R.J.’s monetary loss of $1,000, and those of $500 or so by others in similar frauds, are typical for older victims of gift card scams. Other victims ended up losing much more.
One victim quoted in the affidavit, a 70-year-old identified as K.K., was swindled out of $8,000 worth of Walmart gift cards alone in a scam spanning 21 months.
K.K. told investigators that a fraudster called to offer K.K. protection from “hacking” of his various online accounts and then much later claimed to be an FBI agent “trying to ‘bust the bad guys.'”
In addition to the gift cards, K.K. claimed to have been duped out of nearly $130,000 more by the scammer, the affidavit said.
Individual scammers can earn significant sums from gift-card-related frauds alone.
The DOJ official who spoke to CNBC on background said that in one case investigated by the department, scammers kept one victim on the phone line for 11 hours “and that person ended up purchasing more than $35,000 in gift cards.”
In that case, the official said, “the bad guys told the victim that his Social Security number had been compromised and there was a warrant out for their arrest.”
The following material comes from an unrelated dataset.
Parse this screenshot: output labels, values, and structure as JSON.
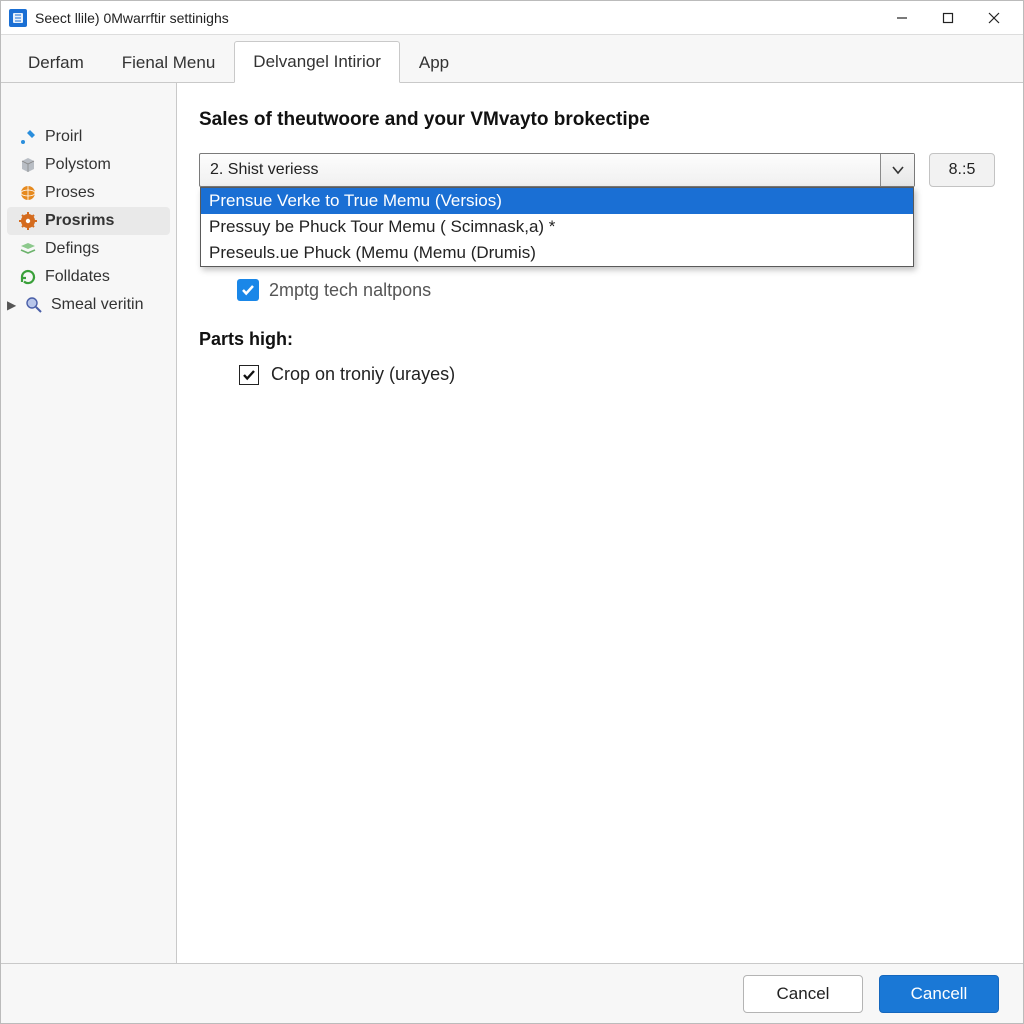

In November 2019, investigators with Walmart Global Investigations and the Secret Service identified one man, a Chinese national living in New Hampshire named Songhua Liu, as having completed more than $16,000 in gift card transactions in Arkansas during that month alone, according to the Democrat-Gazette newspaper and other Arkansas media outlets.
An affidavit in Liu’s criminal case said that investigators believed that the Chinese national netted between $500,000 to $1 million per month in fraudulent gift cards, according to reports.
Liu later was sentenced to 27 months in federal prison after pleading guilty to wire fraud, with the expectation that he would be deported at the end of his term, records show.
In January, police in Colleyville, Texas, announced that they had arrested two additional people who allegedly were part of what they called an “Asian Money Laundering Ring,” which has scammed victims, many of them elderly, out of more than $3 million involving gift cards, with the proceeds being sent to China.
Police said Walmart Global Investigations, working with the Texas law enforcement and the Secret Service, identified the fraud, which involved victims being led “through a complex story about how they allegedly owed money for a Norton Antivirus scan.”